■ Extracted data:
════════
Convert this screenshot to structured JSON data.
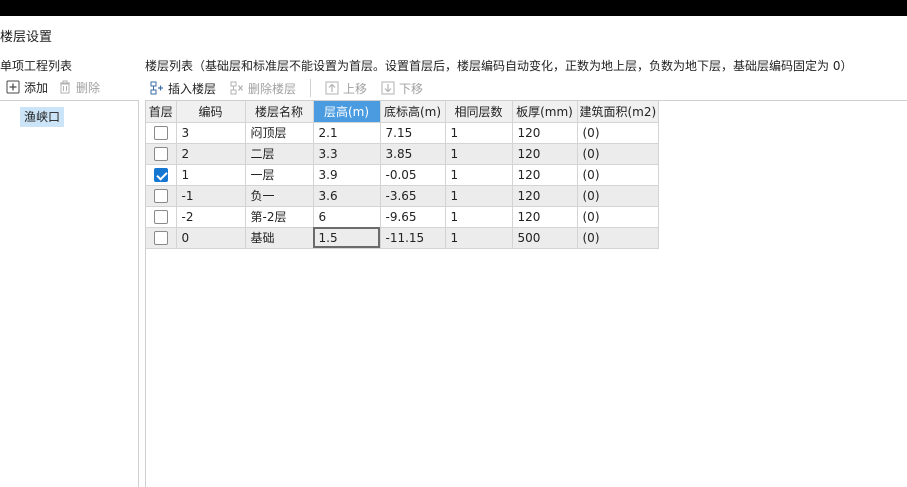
{
  "window": {
    "title": "楼层设置"
  },
  "left": {
    "header": "单项工程列表",
    "toolbar": {
      "add_label": "添加",
      "delete_label": "删除"
    },
    "tree": [
      {
        "label": "渔峡口"
      }
    ]
  },
  "right": {
    "header": "楼层列表（基础层和标准层不能设置为首层。设置首层后，楼层编码自动变化，正数为地上层，负数为地下层，基础层编码固定为 0）",
    "toolbar": {
      "insert_label": "插入楼层",
      "delete_label": "删除楼层",
      "up_label": "上移",
      "down_label": "下移"
    },
    "columns": [
      "首层",
      "编码",
      "楼层名称",
      "层高(m)",
      "底标高(m)",
      "相同层数",
      "板厚(mm)",
      "建筑面积(m2)"
    ],
    "rows": [
      {
        "first": false,
        "code": "3",
        "name": "闷顶层",
        "height": "2.1",
        "bottom": "7.15",
        "same": "1",
        "slab": "120",
        "area": "(0)"
      },
      {
        "first": false,
        "code": "2",
        "name": "二层",
        "height": "3.3",
        "bottom": "3.85",
        "same": "1",
        "slab": "120",
        "area": "(0)"
      },
      {
        "first": true,
        "code": "1",
        "name": "一层",
        "height": "3.9",
        "bottom": "-0.05",
        "same": "1",
        "slab": "120",
        "area": "(0)"
      },
      {
        "first": false,
        "code": "-1",
        "name": "负一",
        "height": "3.6",
        "bottom": "-3.65",
        "same": "1",
        "slab": "120",
        "area": "(0)"
      },
      {
        "first": false,
        "code": "-2",
        "name": "第-2层",
        "height": "6",
        "bottom": "-9.65",
        "same": "1",
        "slab": "120",
        "area": "(0)"
      },
      {
        "first": false,
        "code": "0",
        "name": "基础",
        "height": "1.5",
        "bottom": "-11.15",
        "same": "1",
        "slab": "500",
        "area": "(0)"
      }
    ]
  },
  "colors": {
    "accent": "#4a9be0",
    "checkbox_on": "#1677d2",
    "selection": "#cce4f7"
  }
}
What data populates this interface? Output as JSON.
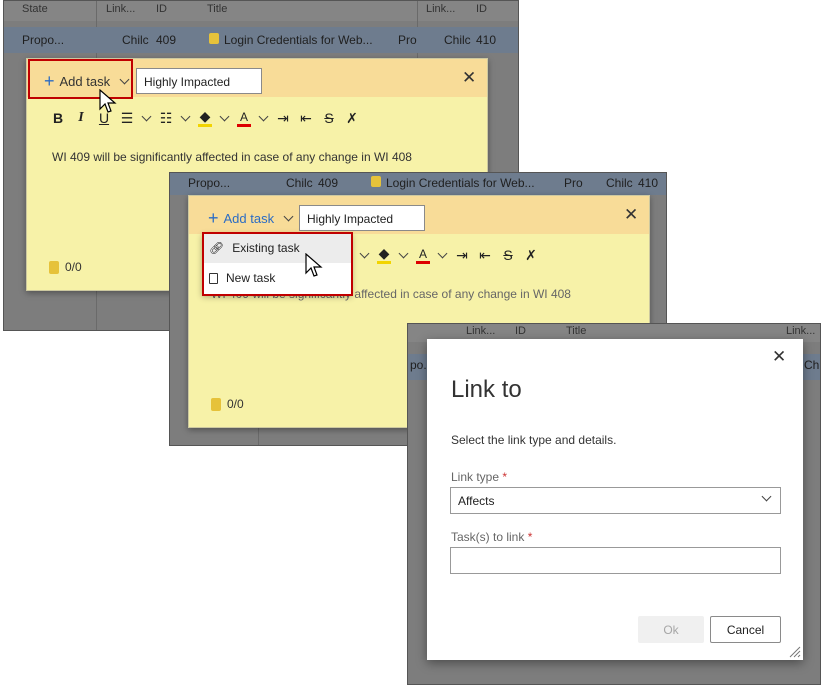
{
  "grid": {
    "headers": [
      "State",
      "Link...",
      "ID",
      "Title",
      "Link...",
      "ID"
    ],
    "row": {
      "state": "Propo...",
      "link": "Chilc",
      "id": "409",
      "title": "Login Credentials for Web...",
      "state2": "Pro",
      "link2": "Chilc",
      "id2": "410"
    }
  },
  "panel1": {
    "add_task_label": "Add task",
    "tag_value": "Highly Impacted",
    "note_text": "WI 409 will be significantly affected in case of any change in WI 408",
    "task_count": "0/0"
  },
  "panel2": {
    "add_task_label": "Add task",
    "tag_value": "Highly Impacted",
    "note_text": "WI 409 will be significantly affected in case of any change in WI 408",
    "task_count": "0/0",
    "menu": {
      "existing": "Existing task",
      "new": "New task"
    },
    "row": {
      "state": "Propo...",
      "link": "Chilc",
      "id": "409",
      "title": "Login Credentials for Web...",
      "state2": "Pro",
      "link2": "Chilc",
      "id2": "410"
    }
  },
  "panel3": {
    "headers": [
      "Link...",
      "ID",
      "Title",
      "Link..."
    ],
    "bg_row": "po...",
    "bg_chi": "Chi",
    "dialog": {
      "title": "Link to",
      "subtitle": "Select the link type and details.",
      "link_type_label": "Link type",
      "link_type_value": "Affects",
      "tasks_label": "Task(s) to link",
      "tasks_value": "",
      "required_mark": "*",
      "ok_label": "Ok",
      "cancel_label": "Cancel"
    }
  },
  "colors": {
    "accent": "#2b6cc4",
    "highlight_box": "#c00000",
    "note_bg": "#f7f2a8",
    "note_header": "#f8dc98"
  }
}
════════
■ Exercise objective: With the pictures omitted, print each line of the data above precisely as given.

■ Result for this task:
Convert this screenshot to structured JSON data.
{
  "window": {
    "title": "楼层设置"
  },
  "left": {
    "header": "单项工程列表",
    "toolbar": {
      "add_label": "添加",
      "delete_label": "删除"
    },
    "tree": [
      {
        "label": "渔峡口"
      }
    ]
  },
  "right": {
    "header": "楼层列表（基础层和标准层不能设置为首层。设置首层后，楼层编码自动变化，正数为地上层，负数为地下层，基础层编码固定为 0）",
    "toolbar": {
      "insert_label": "插入楼层",
      "delete_label": "删除楼层",
      "up_label": "上移",
      "down_label": "下移"
    },
    "columns": [
      "首层",
      "编码",
      "楼层名称",
      "层高(m)",
      "底标高(m)",
      "相同层数",
      "板厚(mm)",
      "建筑面积(m2)"
    ],
    "rows": [
      {
        "first": false,
        "code": "3",
        "name": "闷顶层",
        "height": "2.1",
        "bottom": "7.15",
        "same": "1",
        "slab": "120",
        "area": "(0)"
      },
      {
        "first": false,
        "code": "2",
        "name": "二层",
        "height": "3.3",
        "bottom": "3.85",
        "same": "1",
        "slab": "120",
        "area": "(0)"
      },
      {
        "first": true,
        "code": "1",
        "name": "一层",
        "height": "3.9",
        "bottom": "-0.05",
        "same": "1",
        "slab": "120",
        "area": "(0)"
      },
      {
        "first": false,
        "code": "-1",
        "name": "负一",
        "height": "3.6",
        "bottom": "-3.65",
        "same": "1",
        "slab": "120",
        "area": "(0)"
      },
      {
        "first": false,
        "code": "-2",
        "name": "第-2层",
        "height": "6",
        "bottom": "-9.65",
        "same": "1",
        "slab": "120",
        "area": "(0)"
      },
      {
        "first": false,
        "code": "0",
        "name": "基础",
        "height": "1.5",
        "bottom": "-11.15",
        "same": "1",
        "slab": "500",
        "area": "(0)"
      }
    ]
  },
  "colors": {
    "accent": "#4a9be0",
    "checkbox_on": "#1677d2",
    "selection": "#cce4f7"
  }
}
What data populates this interface? Output as JSON.
{
  "grid": {
    "headers": [
      "State",
      "Link...",
      "ID",
      "Title",
      "Link...",
      "ID"
    ],
    "row": {
      "state": "Propo...",
      "link": "Chilc",
      "id": "409",
      "title": "Login Credentials for Web...",
      "state2": "Pro",
      "link2": "Chilc",
      "id2": "410"
    }
  },
  "panel1": {
    "add_task_label": "Add task",
    "tag_value": "Highly Impacted",
    "note_text": "WI 409 will be significantly affected in case of any change in WI 408",
    "task_count": "0/0"
  },
  "panel2": {
    "add_task_label": "Add task",
    "tag_value": "Highly Impacted",
    "note_text": "WI 409 will be significantly affected in case of any change in WI 408",
    "task_count": "0/0",
    "menu": {
      "existing": "Existing task",
      "new": "New task"
    },
    "row": {
      "state": "Propo...",
      "link": "Chilc",
      "id": "409",
      "title": "Login Credentials for Web...",
      "state2": "Pro",
      "link2": "Chilc",
      "id2": "410"
    }
  },
  "panel3": {
    "headers": [
      "Link...",
      "ID",
      "Title",
      "Link..."
    ],
    "bg_row": "po...",
    "bg_chi": "Chi",
    "dialog": {
      "title": "Link to",
      "subtitle": "Select the link type and details.",
      "link_type_label": "Link type",
      "link_type_value": "Affects",
      "tasks_label": "Task(s) to link",
      "tasks_value": "",
      "required_mark": "*",
      "ok_label": "Ok",
      "cancel_label": "Cancel"
    }
  },
  "colors": {
    "accent": "#2b6cc4",
    "highlight_box": "#c00000",
    "note_bg": "#f7f2a8",
    "note_header": "#f8dc98"
  }
}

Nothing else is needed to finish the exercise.